From the opening comment in his statement, Terry seemingly believes that he is beyond reproach for his actions. This is unforgivable and obscenely arrogant.
The FA have a duty to the sport and its reputation to run the rule over any incident(s) that they deem brings the game into disrepute. It is astounding that Terry, or whoever has advised him, has dressed this up as a witch-hunt.
What makes this statement even more deplorable is that an FA hearing into the events at Loftus Road last October was inevitable. So much so that, as soon as the Police became involved and it was the subject of a legal dispute, The FA said that any hearing would be conducted following the conclusion of the court case.

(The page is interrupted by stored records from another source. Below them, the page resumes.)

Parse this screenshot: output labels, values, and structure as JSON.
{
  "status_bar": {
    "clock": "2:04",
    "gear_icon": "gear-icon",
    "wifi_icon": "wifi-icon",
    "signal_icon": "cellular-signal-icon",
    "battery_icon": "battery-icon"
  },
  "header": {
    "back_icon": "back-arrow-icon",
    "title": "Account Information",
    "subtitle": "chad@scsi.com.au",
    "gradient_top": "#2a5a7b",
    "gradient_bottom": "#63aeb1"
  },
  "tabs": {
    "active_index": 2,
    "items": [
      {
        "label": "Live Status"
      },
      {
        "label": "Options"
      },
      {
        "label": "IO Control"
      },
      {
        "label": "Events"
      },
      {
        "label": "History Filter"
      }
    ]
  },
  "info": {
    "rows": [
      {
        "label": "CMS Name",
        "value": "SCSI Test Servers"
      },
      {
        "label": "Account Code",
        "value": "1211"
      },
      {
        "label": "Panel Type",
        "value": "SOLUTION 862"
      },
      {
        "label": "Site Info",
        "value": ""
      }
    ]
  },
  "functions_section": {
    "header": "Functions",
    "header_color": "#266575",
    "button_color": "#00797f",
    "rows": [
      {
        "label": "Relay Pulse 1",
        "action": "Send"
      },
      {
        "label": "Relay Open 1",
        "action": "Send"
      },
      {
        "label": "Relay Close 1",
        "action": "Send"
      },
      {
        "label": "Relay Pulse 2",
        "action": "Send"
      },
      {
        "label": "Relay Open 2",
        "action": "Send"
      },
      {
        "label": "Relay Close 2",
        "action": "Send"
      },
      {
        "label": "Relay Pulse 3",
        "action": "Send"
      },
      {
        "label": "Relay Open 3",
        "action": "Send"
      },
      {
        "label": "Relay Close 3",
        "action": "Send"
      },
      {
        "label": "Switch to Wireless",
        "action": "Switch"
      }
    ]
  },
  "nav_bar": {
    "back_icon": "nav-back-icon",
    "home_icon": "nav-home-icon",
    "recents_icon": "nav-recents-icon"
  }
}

Regardless of the fact that Terry was cleared of racially abusing Ferdinand, his actions warrant an FA hearing - if only for a 'bringing the game into disrepute' charge. With the very public court case, in which the entire football fraternity had to endure, there can be little doubt that the image of the game was tarnished.
Whilst we shouldn't forget that Terry has been a colossal figure at times for England, he is also someone who epitomised the spirit England fans expect from their players. You don't win 78 international caps for being an average player. However, with the same token, we also shouldn't forget that he has been stripped of the England captaincy twice. This is not the record of a role model.
Terry's statement also suggests that because he has been cleared in court then that should be it and that he should not be answerable to an FA hearing. You may wonder how that kind of decision would go down on Merseyside, with Liverpool losing their striker, Luis Suarez, for eight games last season after being found guilty of racially abusing Patrice Evra, the Manchester United defender.
Although there are slight differences in the two cases, The FA would be pilloried should they show anything but a consistent approach to these issues.
However, in delaying the date for Terry's hearing, The FA have shown a complete lack of authority and have forced Roy Hodgson, the England manager, into inheriting a problem that should have been put to bed months ago.
Whilst many will respect Terry's decision to retire and his reasons for doing so, it is difficult to see beyond the comments of a man that appears so reluctant to face the consequences of the actions that brought such shame on both him and his sport.